- **Data listing**
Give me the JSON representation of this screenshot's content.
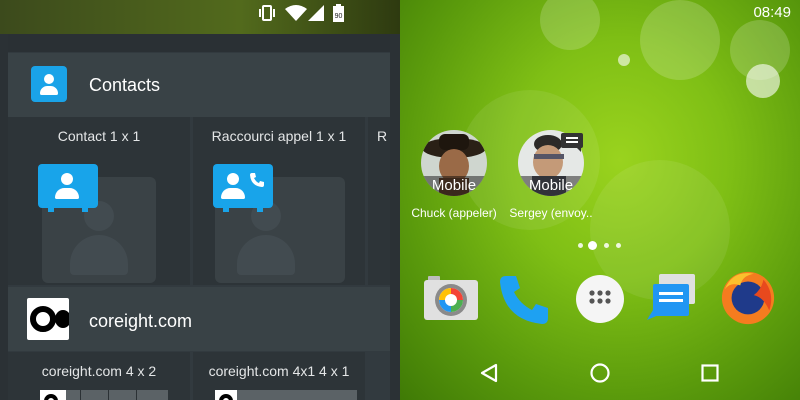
{
  "status_bar": {
    "time": "08:49",
    "icons": [
      "vibrate-icon",
      "wifi-icon",
      "signal-icon",
      "battery-icon"
    ],
    "battery_level": "90"
  },
  "widget_picker": {
    "sections": [
      {
        "app_name": "Contacts",
        "icon": "contacts-icon",
        "widgets": [
          {
            "label": "Contact  1 x 1"
          },
          {
            "label": "Raccourci appel  1 x 1"
          },
          {
            "label": "R"
          }
        ]
      },
      {
        "app_name": "coreight.com",
        "icon": "coreight-logo",
        "widgets": [
          {
            "label": "coreight.com  4 x 2"
          },
          {
            "label": "coreight.com 4x1  4 x 1"
          }
        ]
      }
    ]
  },
  "home_screen": {
    "shortcuts": [
      {
        "badge": "Mobile",
        "caption": "Chuck (appeler)"
      },
      {
        "badge": "Mobile",
        "caption": "Sergey (envoy.."
      }
    ],
    "page_indicator": {
      "pages": 4,
      "current": 2
    },
    "dock": [
      {
        "name": "camera-app-icon"
      },
      {
        "name": "phone-app-icon"
      },
      {
        "name": "app-drawer-icon"
      },
      {
        "name": "messenger-app-icon"
      },
      {
        "name": "firefox-app-icon"
      }
    ],
    "nav_bar": [
      "back-button",
      "home-button",
      "recents-button"
    ]
  },
  "colors": {
    "accent": "#1aa3e8",
    "scroll_thumb": "#4fb3c4",
    "panel": "#323a3f",
    "wallpaper": "#7fbf15"
  }
}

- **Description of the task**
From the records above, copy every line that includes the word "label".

- **Output below**
            "label": "Contact  1 x 1"
            "label": "Raccourci appel  1 x 1"
            "label": "R"
            "label": "coreight.com  4 x 2"
            "label": "coreight.com 4x1  4 x 1"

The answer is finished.